▸ **YOUR INSTRUCTIONS**
Search the records below for the string "children", and report each line that contains it.

▸ **ENTRIES PROVIDED**
*** Begin section ***
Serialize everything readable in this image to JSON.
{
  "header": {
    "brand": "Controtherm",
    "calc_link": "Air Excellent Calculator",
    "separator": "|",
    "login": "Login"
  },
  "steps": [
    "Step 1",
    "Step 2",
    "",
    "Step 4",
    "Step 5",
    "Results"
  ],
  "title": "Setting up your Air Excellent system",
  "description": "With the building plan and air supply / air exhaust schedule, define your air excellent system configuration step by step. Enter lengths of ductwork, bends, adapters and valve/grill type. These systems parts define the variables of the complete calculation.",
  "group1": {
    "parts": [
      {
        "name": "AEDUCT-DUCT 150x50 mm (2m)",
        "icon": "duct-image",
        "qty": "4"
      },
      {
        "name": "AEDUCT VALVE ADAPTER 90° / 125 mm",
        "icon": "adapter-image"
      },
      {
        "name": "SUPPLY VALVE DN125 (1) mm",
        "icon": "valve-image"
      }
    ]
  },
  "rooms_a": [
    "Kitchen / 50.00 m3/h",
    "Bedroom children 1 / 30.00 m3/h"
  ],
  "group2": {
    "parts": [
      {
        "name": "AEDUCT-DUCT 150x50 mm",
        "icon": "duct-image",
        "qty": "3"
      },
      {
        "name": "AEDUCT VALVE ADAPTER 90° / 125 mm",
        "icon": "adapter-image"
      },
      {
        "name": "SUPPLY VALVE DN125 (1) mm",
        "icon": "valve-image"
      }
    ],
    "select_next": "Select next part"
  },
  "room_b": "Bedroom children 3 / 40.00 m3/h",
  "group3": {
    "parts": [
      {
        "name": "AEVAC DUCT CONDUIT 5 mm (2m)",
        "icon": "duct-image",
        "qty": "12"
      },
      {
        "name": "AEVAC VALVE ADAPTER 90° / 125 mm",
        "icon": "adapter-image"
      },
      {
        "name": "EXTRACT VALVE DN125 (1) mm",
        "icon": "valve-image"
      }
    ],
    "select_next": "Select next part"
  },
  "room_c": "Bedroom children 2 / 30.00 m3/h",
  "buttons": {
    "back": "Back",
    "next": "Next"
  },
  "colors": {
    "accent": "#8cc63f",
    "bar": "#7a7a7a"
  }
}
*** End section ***
▸ **FINISHED EXERCISE**
    "Bedroom children 1 / 30.00 m3/h"
  "room_b": "Bedroom children 3 / 40.00 m3/h",
  "room_c": "Bedroom children 2 / 30.00 m3/h",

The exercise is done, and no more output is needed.